The Diet enacted a law Friday aimed at preventing bullying in elementary, junior high and high schools by basically compelling the institutions to report serious cases.
The legislation was established after widespread reporting on incidents in which bullying led to students taking their own life, including the October 2011 suicide of a junior high school boy in Otsu, Shiga Prefecture, who had been severely bullied.
Both the city and the school, shortly after the death was belatedly reported, denied that bullying led to the suicide. They grudgingly later admitted it was the cause and apologized.
The new law stipulates bullying that leads to serious physical and mental damage or forces victims to be absent for long periods constitutes a “serious case” that must be reported.
Elementary, junior high and high schools are now required to report to the education ministry as well as their local government if such serious cases are confirmed, while investigative panels must be set up under schools and boards of education to examine the details and provide sufficient information to the victims.
The law stipulates that the central and regional governments must closely monitor the Internet for online bullying and cooperate with police if such harassment is considered criminal.
The father of the Otsu boy told a news conference that he hopes the new law leads to a complete change in the way bullying is dealt with in schools, which have appeared in the past to turn a blind eye to such torment.
Members of the Liberal Democratic Party-New Komeito ruling bloc and opposition parties, including the Democratic Party of Japan, voted for the bill in Friday’s Upper House plenary session.

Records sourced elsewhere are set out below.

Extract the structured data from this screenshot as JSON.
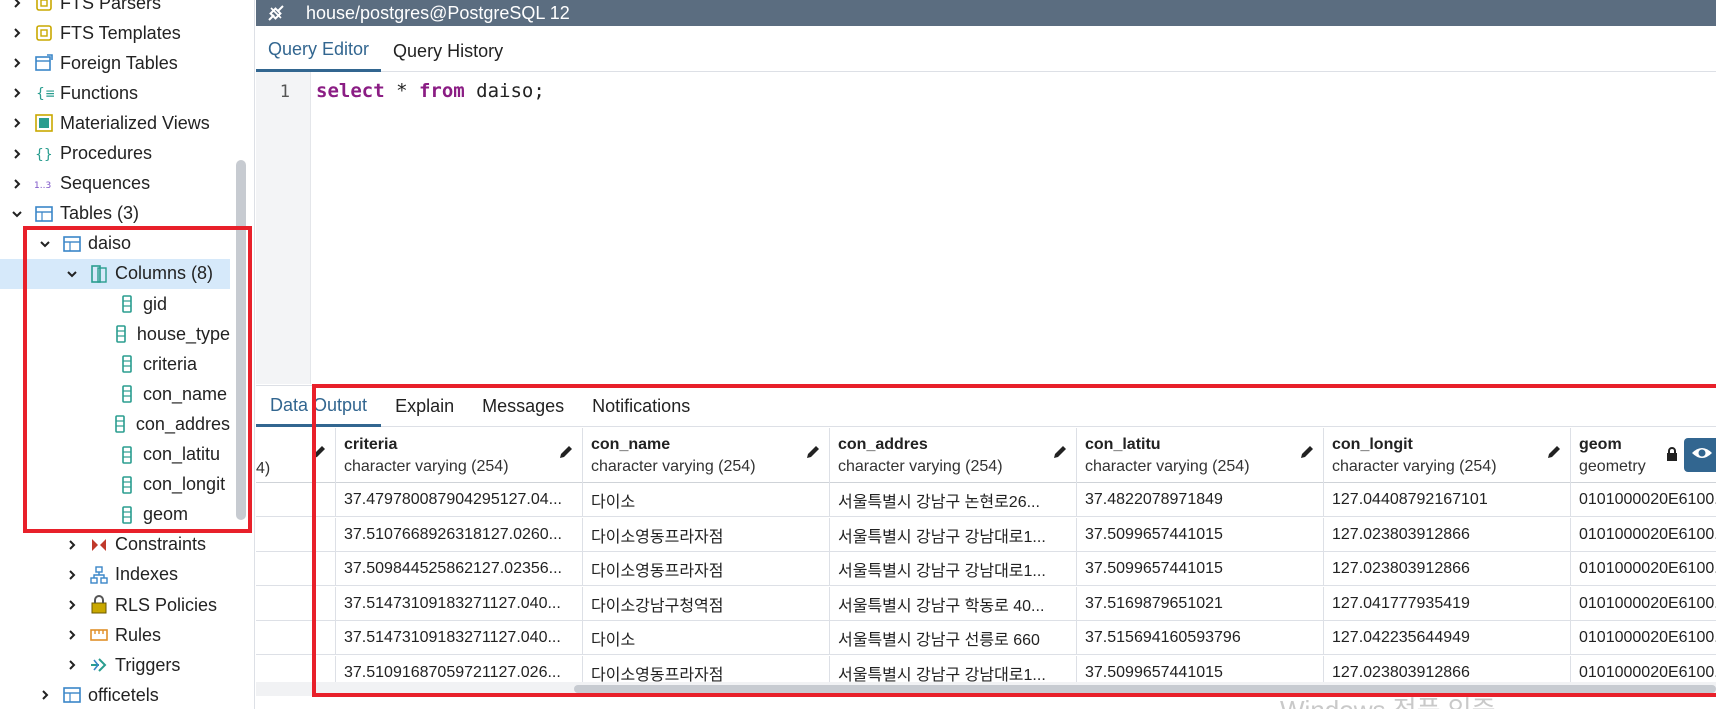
{
  "sidebar": {
    "items": [
      {
        "label": "FTS Parsers",
        "icon": "fts-parser-icon",
        "level": 1,
        "expander": "collapsed"
      },
      {
        "label": "FTS Templates",
        "icon": "fts-template-icon",
        "level": 1,
        "expander": "collapsed"
      },
      {
        "label": "Foreign Tables",
        "icon": "foreign-table-icon",
        "level": 1,
        "expander": "collapsed"
      },
      {
        "label": "Functions",
        "icon": "function-icon",
        "level": 1,
        "expander": "collapsed"
      },
      {
        "label": "Materialized Views",
        "icon": "materialized-view-icon",
        "level": 1,
        "expander": "collapsed"
      },
      {
        "label": "Procedures",
        "icon": "procedure-icon",
        "level": 1,
        "expander": "collapsed"
      },
      {
        "label": "Sequences",
        "icon": "sequence-icon",
        "level": 1,
        "expander": "collapsed"
      },
      {
        "label": "Tables (3)",
        "icon": "tables-icon",
        "level": 1,
        "expander": "expanded"
      },
      {
        "label": "daiso",
        "icon": "table-icon",
        "level": 2,
        "expander": "expanded"
      },
      {
        "label": "Columns (8)",
        "icon": "columns-icon",
        "level": 3,
        "expander": "expanded",
        "selected": true
      },
      {
        "label": "gid",
        "icon": "column-icon",
        "level": 4,
        "expander": "none"
      },
      {
        "label": "house_type",
        "icon": "column-icon",
        "level": 4,
        "expander": "none"
      },
      {
        "label": "criteria",
        "icon": "column-icon",
        "level": 4,
        "expander": "none"
      },
      {
        "label": "con_name",
        "icon": "column-icon",
        "level": 4,
        "expander": "none"
      },
      {
        "label": "con_addres",
        "icon": "column-icon",
        "level": 4,
        "expander": "none"
      },
      {
        "label": "con_latitu",
        "icon": "column-icon",
        "level": 4,
        "expander": "none"
      },
      {
        "label": "con_longit",
        "icon": "column-icon",
        "level": 4,
        "expander": "none"
      },
      {
        "label": "geom",
        "icon": "column-icon",
        "level": 4,
        "expander": "none"
      },
      {
        "label": "Constraints",
        "icon": "constraints-icon",
        "level": 3,
        "expander": "collapsed"
      },
      {
        "label": "Indexes",
        "icon": "indexes-icon",
        "level": 3,
        "expander": "collapsed"
      },
      {
        "label": "RLS Policies",
        "icon": "rls-policy-icon",
        "level": 3,
        "expander": "collapsed"
      },
      {
        "label": "Rules",
        "icon": "rules-icon",
        "level": 3,
        "expander": "collapsed"
      },
      {
        "label": "Triggers",
        "icon": "triggers-icon",
        "level": 3,
        "expander": "collapsed"
      },
      {
        "label": "officetels",
        "icon": "table-icon",
        "level": 2,
        "expander": "collapsed"
      }
    ]
  },
  "topbar": {
    "connection_title": "house/postgres@PostgreSQL 12",
    "icon": "connection-plug-icon"
  },
  "editor_tabs": [
    "Query Editor",
    "Query History"
  ],
  "editor": {
    "line_number": "1",
    "code_keyword1": "select",
    "code_op": " * ",
    "code_keyword2": "from",
    "code_rest": " daiso;"
  },
  "output_tabs": [
    "Data Output",
    "Explain",
    "Messages",
    "Notifications"
  ],
  "grid": {
    "partial_col_header": "4)",
    "columns": [
      {
        "name": "criteria",
        "type": "character varying (254)"
      },
      {
        "name": "con_name",
        "type": "character varying (254)"
      },
      {
        "name": "con_addres",
        "type": "character varying (254)"
      },
      {
        "name": "con_latitu",
        "type": "character varying (254)"
      },
      {
        "name": "con_longit",
        "type": "character varying (254)"
      },
      {
        "name": "geom",
        "type": "geometry"
      }
    ],
    "rows": [
      [
        "37.479780087904295127.04...",
        "다이소",
        "서울특별시 강남구 논현로26...",
        "37.4822078971849",
        "127.04408792167101",
        "0101000020E6100..."
      ],
      [
        "37.5107668926318127.0260...",
        "다이소영동프라자점",
        "서울특별시 강남구 강남대로1...",
        "37.5099657441015",
        "127.023803912866",
        "0101000020E6100..."
      ],
      [
        "37.509844525862127.02356...",
        "다이소영동프라자점",
        "서울특별시 강남구 강남대로1...",
        "37.5099657441015",
        "127.023803912866",
        "0101000020E6100..."
      ],
      [
        "37.51473109183271127.040...",
        "다이소강남구청역점",
        "서울특별시 강남구 학동로 40...",
        "37.5169879651021",
        "127.041777935419",
        "0101000020E6100..."
      ],
      [
        "37.51473109183271127.040...",
        "다이소",
        "서울특별시 강남구 선릉로 660",
        "37.515694160593796",
        "127.042235644949",
        "0101000020E6100..."
      ],
      [
        "37.51091687059721127.026...",
        "다이소영동프라자점",
        "서울특별시 강남구 강남대로1...",
        "37.5099657441015",
        "127.023803912866",
        "0101000020E6100..."
      ]
    ]
  },
  "watermark": "Windows 정품 인증",
  "colors": {
    "accent": "#326690",
    "topbar": "#5b6d80",
    "highlight": "#e8202a",
    "selected_row": "#d6e9fa",
    "keyword": "#8b1d84"
  }
}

The Lower House had already passed the bill.
Initially the ruling bloc filed its own bill, while three opposition parties — the DPJ, Seikatsu no To (People’s Life Party) and the Social Democratic Party — submitted a separate bill.
The two camps eventually unified the bills, which were supported by two other opposition parties — Nippon Ishin no Kai (Japan Restoration Party) and Your Party.
The bullying victim in Otsu, a second-year student at a municipal junior high school, committed suicide at his home on Oct. 11, 2011.
In a statement issued after the passage of the legislation, his relatives asked local government heads, boards of education and school staff not to overlook acts of bullying and to protect victims.
IN FIVE EASY PIECES WITH TAKE 5